Customers are charged based on how long they use the scooter. Riders find and pay for scooters via an app. When they are done, they can leave them wherever — hence why the scooters are considered “dockless.”
The scooters are later retrieved by gig workers who are paid for every scooter they retrieve, charge and place back into the city.
When the scooters first came on the scene, they grabbed headlines for people throwing them into trees, leaving them strewn across sidewalks and more.
Mayor Chuck Bennett echoed Warncke’s questions of how the city can regulate scooters, and added that city officials want to ensure that e-scooters, should they arrive, don’t wreak havoc.
“There’s been enough reports on them in the national news and out of Portland that have indicated a whole range of issues, around their safety, around whether they get junked,” Bennett said. “How are they managed and kept track of?”
If the city does allow e-scooters to launch, Warncke said city staff will recommend structuring the launch to allow them a chance to address any unexpected issues that arise.

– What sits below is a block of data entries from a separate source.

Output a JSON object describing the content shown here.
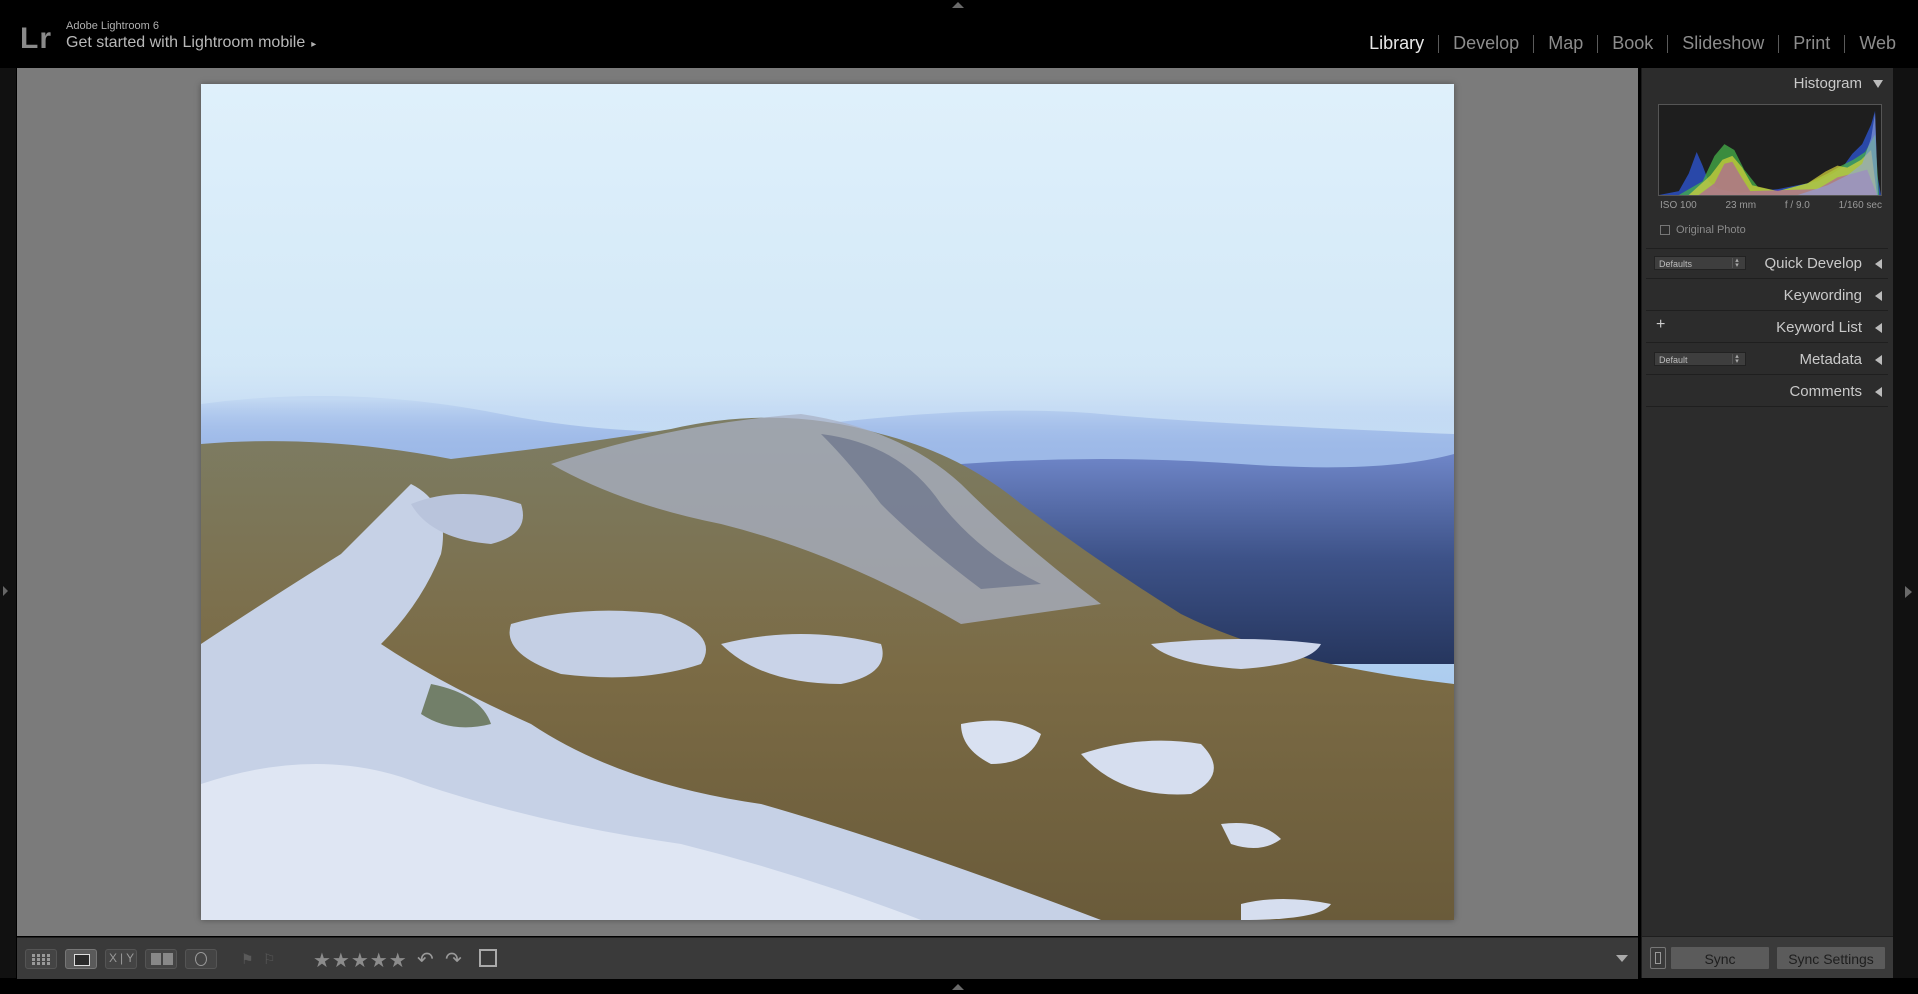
{
  "identity": {
    "logo": "Lr",
    "app_name": "Adobe Lightroom 6",
    "mobile_link": "Get started with Lightroom mobile",
    "mobile_arrow": "▸"
  },
  "modules": [
    "Library",
    "Develop",
    "Map",
    "Book",
    "Slideshow",
    "Print",
    "Web"
  ],
  "active_module": "Library",
  "right_panel": {
    "histogram": {
      "title": "Histogram",
      "exif": {
        "iso": "ISO 100",
        "focal_length": "23 mm",
        "aperture": "f / 9.0",
        "shutter": "1/160 sec"
      },
      "original_photo_label": "Original Photo"
    },
    "quick_develop": {
      "title": "Quick Develop",
      "preset": "Defaults"
    },
    "keywording": {
      "title": "Keywording"
    },
    "keyword_list": {
      "title": "Keyword List",
      "add_icon": "+"
    },
    "metadata": {
      "title": "Metadata",
      "preset": "Default"
    },
    "comments": {
      "title": "Comments"
    },
    "sync_label": "Sync",
    "sync_settings_label": "Sync Settings"
  },
  "toolbar": {
    "compare_label": "X|Y",
    "stars": "★★★★★",
    "rotate_left_icon": "rotate-left-icon",
    "rotate_right_icon": "rotate-right-icon"
  },
  "colors": {
    "background": "#000000",
    "viewer_gray": "#7b7b7b",
    "panel": "#2c2c2c",
    "active_module_text": "#e8e8e8",
    "inactive_module_text": "#8c8c8c"
  }
}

“We’d probably want to revisit whatever regulatory structure to ensure that it’s working, and if it needed tweaks,” Warncke said.
That would be similar to Portland, which initially gave e-scooters the green light for one 120-day pilot program. In that span, Portlanders rode the scooters more than 700,000 times, according to the Portland Bureau of Transportation.

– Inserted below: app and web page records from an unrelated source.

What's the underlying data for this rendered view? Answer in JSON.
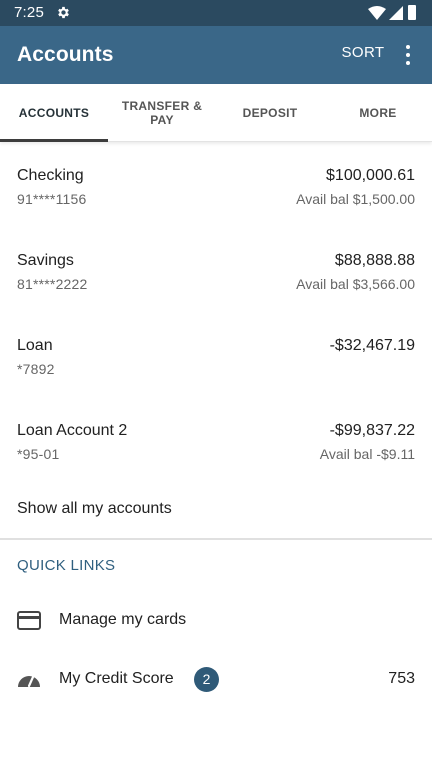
{
  "status_bar": {
    "time": "7:25",
    "icons": [
      "gear-icon",
      "wifi-icon",
      "signal-icon",
      "battery-icon"
    ]
  },
  "app_bar": {
    "title": "Accounts",
    "sort_label": "SORT",
    "menu_icon": "more-vert-icon"
  },
  "tabs": [
    {
      "label": "ACCOUNTS",
      "active": true
    },
    {
      "label": "TRANSFER & PAY",
      "active": false
    },
    {
      "label": "DEPOSIT",
      "active": false
    },
    {
      "label": "MORE",
      "active": false
    }
  ],
  "accounts": [
    {
      "name": "Checking",
      "number": "91****1156",
      "balance": "$100,000.61",
      "available": "Avail bal $1,500.00"
    },
    {
      "name": "Savings",
      "number": "81****2222",
      "balance": "$88,888.88",
      "available": "Avail bal $3,566.00"
    },
    {
      "name": "Loan",
      "number": "*7892",
      "balance": "-$32,467.19",
      "available": ""
    },
    {
      "name": "Loan Account 2",
      "number": "*95-01",
      "balance": "-$99,837.22",
      "available": "Avail bal -$9.11"
    }
  ],
  "show_all_label": "Show all my accounts",
  "quick_links": {
    "title": "QUICK LINKS",
    "items": [
      {
        "label": "Manage my cards",
        "icon": "credit-card-icon"
      },
      {
        "label": "My Credit Score",
        "icon": "speedometer-icon",
        "badge": "2",
        "value": "753"
      }
    ]
  },
  "colors": {
    "status_bar": "#2b4a60",
    "app_bar": "#3a6788",
    "accent": "#2f5f7f",
    "badge": "#2f5a78"
  }
}
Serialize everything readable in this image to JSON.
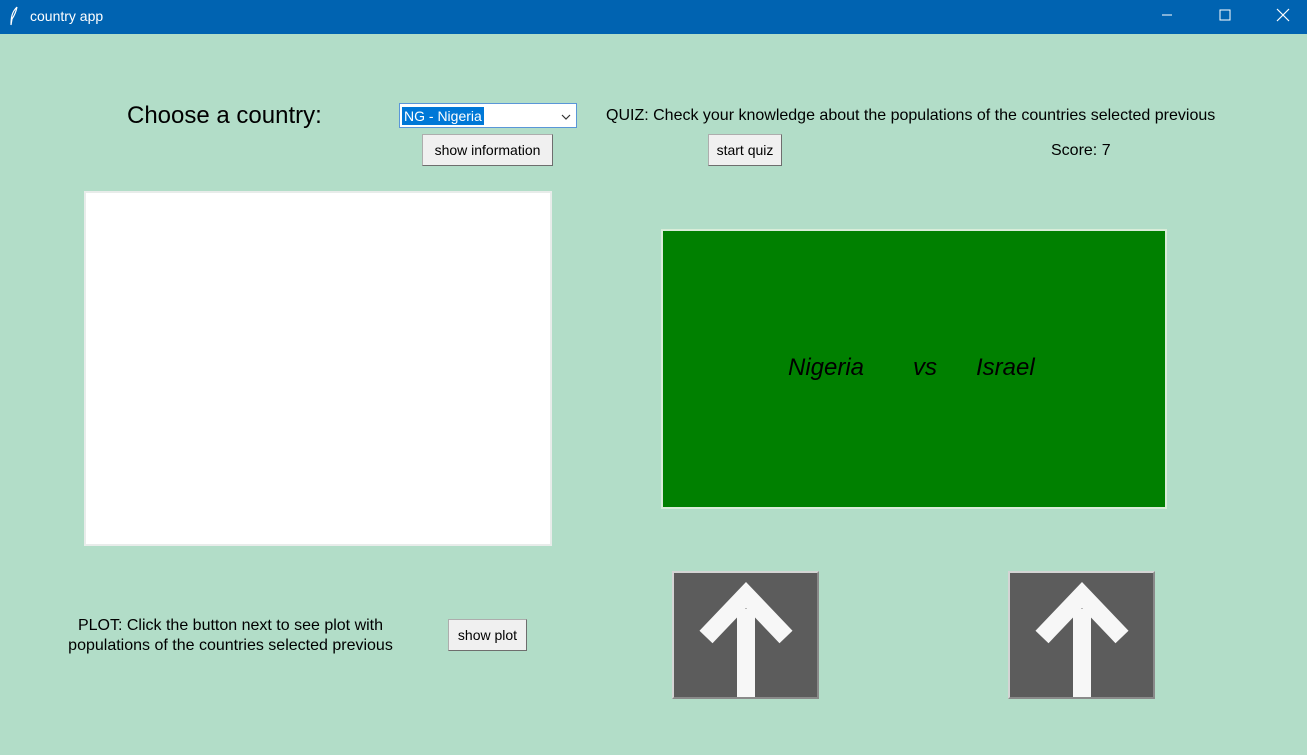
{
  "window": {
    "title": "country app",
    "app_icon": "feather-icon",
    "controls": [
      "minimize-icon",
      "maximize-icon",
      "close-icon"
    ]
  },
  "country_select": {
    "label": "Choose a country:",
    "selected": "NG - Nigeria",
    "show_info_label": "show information"
  },
  "quiz": {
    "description": "QUIZ: Check your knowledge about the populations of the countries selected previous",
    "start_label": "start quiz",
    "score_text": "Score: 7",
    "country_a": "Nigeria",
    "vs_text": "vs",
    "country_b": "Israel",
    "panel_color": "#008000",
    "answer_buttons": [
      "arrow-up-icon",
      "arrow-up-icon"
    ]
  },
  "plot": {
    "description": "PLOT: Click the button next to see plot with populations of the countries selected previous",
    "line1": "PLOT: Click the button next to see plot with",
    "line2": "populations of the countries selected previous",
    "button_label": "show plot"
  },
  "info_panel": {
    "text": ""
  },
  "colors": {
    "background": "#b2ddc8",
    "titlebar": "#0063b1",
    "arrow_button": "#5c5c5c"
  }
}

Portland launched a second pilot program in April to last a full year. Dylan Rivera, a spokesman for the transportation agency, said the second program came with harsher penalties for riders to curb illegal sidewalk riding and illegal parking. The city delivered about 340 warnings or fines in the first three months, Rivera said.
Portlanders ride Lime e-scooters during an event teaching how to safely use the devices in September 2018. (Courtesy/Portland Bureau of Transportation)
Rivera said it’s unclear what will happen when the second pilot program ends.
“We’ve not determined if we’re going to create an ordinance to make shared e-scooter service permanent,” he said.
But Rivera said the city wanted to embrace e-scooters – like ride-hailing services -- for the potential to cut down on traffic accidents, tailpipe pollution and gridlock.
“Five, six years ago, no one would have believed you could hail a car ride with your phone, and now on an average day we have more than 30,000 rides being hailed with Uber, Lyft, and taxis. That’s more than four times the number of taxi rides that were taken about five years ago,” he said.
“We think it’s worth exploring if shared e-scooters can help us meet the same goals we’ve always had,” he said.
If they arrive, e-scooters would join Ride Salem as the only shared mode of transport in Salem. The bike-sharing program launched in June.
Evan Osborne, who helped spearhead the bike sharing program, said he and the nonprofit backing Ride Salem hope to bring e-scooters to Salem too.
“We are openly declaring that we’ll be in the e-scooter sector when Salem opens for e-scooter programs,” he said.
Osborne said the nonprofit is already in talks with a vendor, but he declined to say who. The bike share program is run in conjunction with Zagster, a Massachusetts firm that also has an e-scooter division.
Lime, one of the country’s most prominent e-scooter vendors, has also made its interest in the Salem market known to city officials.
“We’ve offered to the city that Salem would be a meaningful market for scooters, help take cars off the road and help connect people to transit,” said Jonathan Hopkins, a spokesman.
Have a tip? Contact reporter Troy Brynelson at 503-575-9930, firstname.lastname@example.org or @TroyWB.